= How to complete this task =
The reply should hold every line of the listing exactly, and none of its images.
=== Section Start ===
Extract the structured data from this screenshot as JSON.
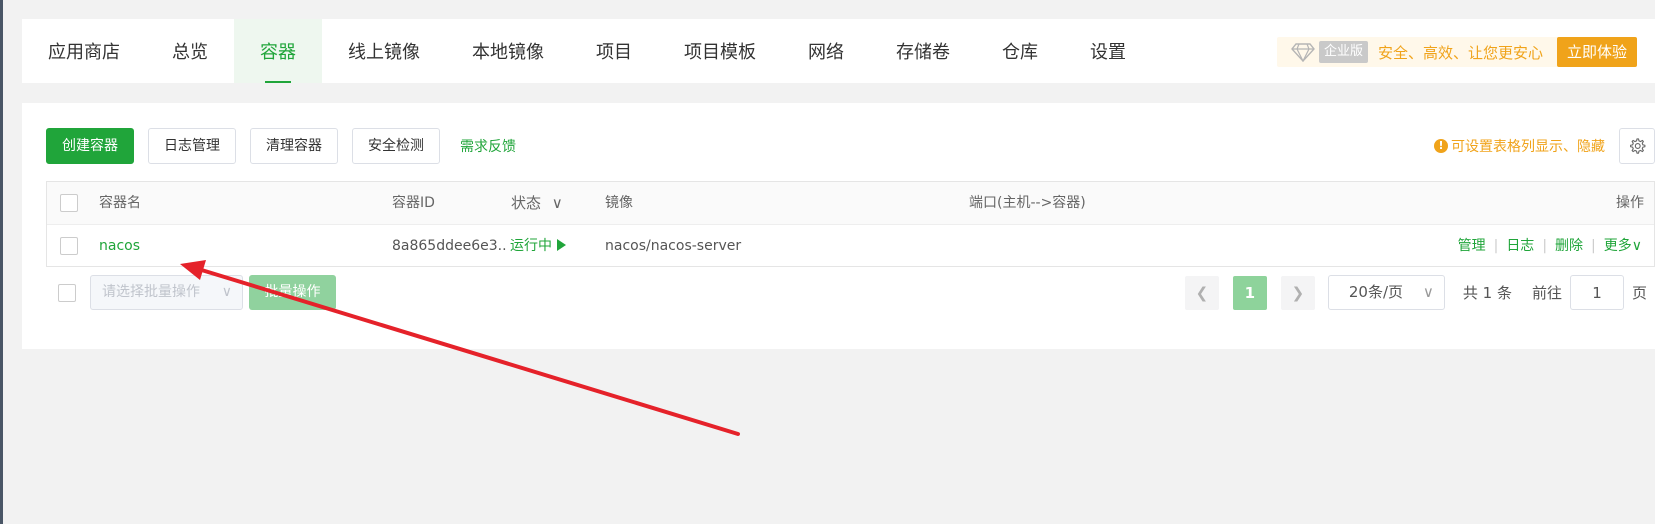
{
  "nav": {
    "tabs": [
      "应用商店",
      "总览",
      "容器",
      "线上镜像",
      "本地镜像",
      "项目",
      "项目模板",
      "网络",
      "存储卷",
      "仓库",
      "设置"
    ],
    "active_tab": "容器"
  },
  "promo": {
    "edition": "企业版",
    "slogan": "安全、高效、让您更安心",
    "button": "立即体验"
  },
  "toolbar": {
    "create": "创建容器",
    "logs": "日志管理",
    "clean": "清理容器",
    "security": "安全检测",
    "feedback": "需求反馈",
    "tip": "可设置表格列显示、隐藏"
  },
  "table": {
    "headers": {
      "name": "容器名",
      "id": "容器ID",
      "status": "状态",
      "image": "镜像",
      "ports": "端口(主机-->容器)",
      "ops": "操作"
    },
    "rows": [
      {
        "name": "nacos",
        "id": "8a865ddee6e3..",
        "status": "运行中",
        "image": "nacos/nacos-server",
        "ports": "",
        "ops": {
          "manage": "管理",
          "log": "日志",
          "delete": "删除",
          "more": "更多"
        }
      }
    ]
  },
  "batch": {
    "placeholder": "请选择批量操作",
    "button": "批量操作"
  },
  "pagination": {
    "current_page": "1",
    "page_size": "20条/页",
    "total": "共 1 条",
    "goto_prefix": "前往",
    "goto_value": "1",
    "goto_suffix": "页"
  },
  "colors": {
    "accent": "#20a53a",
    "warning": "#f0a31a",
    "annotation_arrow": "#e5222a"
  }
}
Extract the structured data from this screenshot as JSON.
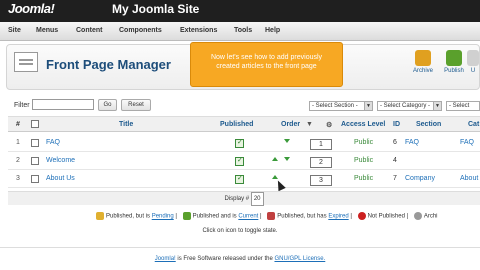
{
  "brand": {
    "logo": "Joomla!",
    "site_name": "My Joomla Site"
  },
  "menu": [
    "Site",
    "Menus",
    "Content",
    "Components",
    "Extensions",
    "Tools",
    "Help"
  ],
  "page": {
    "title": "Front Page Manager"
  },
  "tooltip": {
    "text": "Now let's see how to add previously created articles to the front page"
  },
  "toolbar": [
    {
      "label": "Archive",
      "icon": "archive-icon",
      "color": "#e0a020"
    },
    {
      "label": "Publish",
      "icon": "publish-icon",
      "color": "#5aa02c"
    },
    {
      "label": "U",
      "icon": "unpublish-icon",
      "color": "#d0d0d0"
    }
  ],
  "filter": {
    "label": "Filter",
    "value": "",
    "go": "Go",
    "reset": "Reset",
    "section": "- Select Section -",
    "category": "- Select Category -",
    "author": "- Select"
  },
  "table": {
    "headers": {
      "num": "#",
      "title": "Title",
      "published": "Published",
      "order": "Order",
      "access": "Access Level",
      "id": "ID",
      "section": "Section",
      "category": "Cat"
    },
    "rows": [
      {
        "num": "1",
        "title": "FAQ",
        "order": "1",
        "access": "Public",
        "id": "6",
        "section": "FAQ",
        "category": "FAQ"
      },
      {
        "num": "2",
        "title": "Welcome",
        "order": "2",
        "access": "Public",
        "id": "4",
        "section": "",
        "category": ""
      },
      {
        "num": "3",
        "title": "About Us",
        "order": "3",
        "access": "Public",
        "id": "7",
        "section": "Company",
        "category": "About"
      }
    ]
  },
  "display": {
    "label": "Display #",
    "value": "20"
  },
  "legend": {
    "p1": "Published, but is",
    "pending": "Pending",
    "p2": "Published and is",
    "current": "Current",
    "p3": "Published, but has",
    "expired": "Expired",
    "p4": "Not Published",
    "p5": "Archi"
  },
  "hint": "Click on icon to toggle state.",
  "footer": {
    "pre": "Joomla!",
    "mid": "is Free Software released under the",
    "license": "GNU/GPL License."
  }
}
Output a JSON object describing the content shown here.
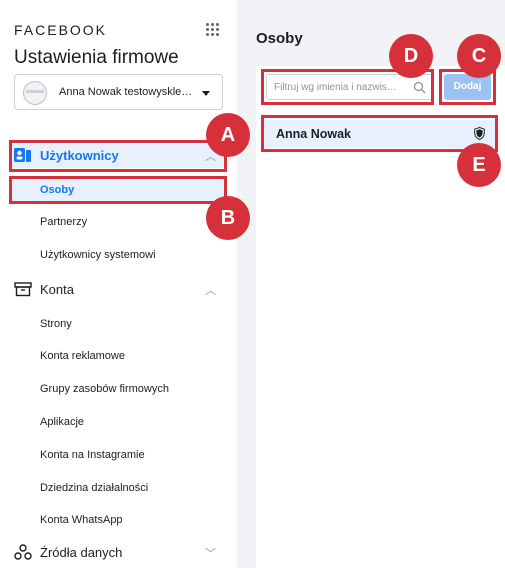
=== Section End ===
= Solution to the problem =
Extract the structured data from this screenshot as JSON.
{
  "nav": {
    "tabs": [
      "应用商店",
      "总览",
      "容器",
      "线上镜像",
      "本地镜像",
      "项目",
      "项目模板",
      "网络",
      "存储卷",
      "仓库",
      "设置"
    ],
    "active_tab": "容器"
  },
  "promo": {
    "edition": "企业版",
    "slogan": "安全、高效、让您更安心",
    "button": "立即体验"
  },
  "toolbar": {
    "create": "创建容器",
    "logs": "日志管理",
    "clean": "清理容器",
    "security": "安全检测",
    "feedback": "需求反馈",
    "tip": "可设置表格列显示、隐藏"
  },
  "table": {
    "headers": {
      "name": "容器名",
      "id": "容器ID",
      "status": "状态",
      "image": "镜像",
      "ports": "端口(主机-->容器)",
      "ops": "操作"
    },
    "rows": [
      {
        "name": "nacos",
        "id": "8a865ddee6e3..",
        "status": "运行中",
        "image": "nacos/nacos-server",
        "ports": "",
        "ops": {
          "manage": "管理",
          "log": "日志",
          "delete": "删除",
          "more": "更多"
        }
      }
    ]
  },
  "batch": {
    "placeholder": "请选择批量操作",
    "button": "批量操作"
  },
  "pagination": {
    "current_page": "1",
    "page_size": "20条/页",
    "total": "共 1 条",
    "goto_prefix": "前往",
    "goto_value": "1",
    "goto_suffix": "页"
  },
  "colors": {
    "accent": "#20a53a",
    "warning": "#f0a31a",
    "annotation_arrow": "#e5222a"
  }
}
Extract the structured data from this screenshot as JSON.
{
  "brand": {
    "logo": "Joomla!",
    "site_name": "My Joomla Site"
  },
  "menu": [
    "Site",
    "Menus",
    "Content",
    "Components",
    "Extensions",
    "Tools",
    "Help"
  ],
  "page": {
    "title": "Front Page Manager"
  },
  "tooltip": {
    "text": "Now let's see how to add previously created articles to the front page"
  },
  "toolbar": [
    {
      "label": "Archive",
      "icon": "archive-icon",
      "color": "#e0a020"
    },
    {
      "label": "Publish",
      "icon": "publish-icon",
      "color": "#5aa02c"
    },
    {
      "label": "U",
      "icon": "unpublish-icon",
      "color": "#d0d0d0"
    }
  ],
  "filter": {
    "label": "Filter",
    "value": "",
    "go": "Go",
    "reset": "Reset",
    "section": "- Select Section -",
    "category": "- Select Category -",
    "author": "- Select"
  },
  "table": {
    "headers": {
      "num": "#",
      "title": "Title",
      "published": "Published",
      "order": "Order",
      "access": "Access Level",
      "id": "ID",
      "section": "Section",
      "category": "Cat"
    },
    "rows": [
      {
        "num": "1",
        "title": "FAQ",
        "order": "1",
        "access": "Public",
        "id": "6",
        "section": "FAQ",
        "category": "FAQ"
      },
      {
        "num": "2",
        "title": "Welcome",
        "order": "2",
        "access": "Public",
        "id": "4",
        "section": "",
        "category": ""
      },
      {
        "num": "3",
        "title": "About Us",
        "order": "3",
        "access": "Public",
        "id": "7",
        "section": "Company",
        "category": "About"
      }
    ]
  },
  "display": {
    "label": "Display #",
    "value": "20"
  },
  "legend": {
    "p1": "Published, but is",
    "pending": "Pending",
    "p2": "Published and is",
    "current": "Current",
    "p3": "Published, but has",
    "expired": "Expired",
    "p4": "Not Published",
    "p5": "Archi"
  },
  "hint": "Click on icon to toggle state.",
  "footer": {
    "pre": "Joomla!",
    "mid": "is Free Software released under the",
    "license": "GNU/GPL License."
  }
}
Output a JSON object describing the content shown here.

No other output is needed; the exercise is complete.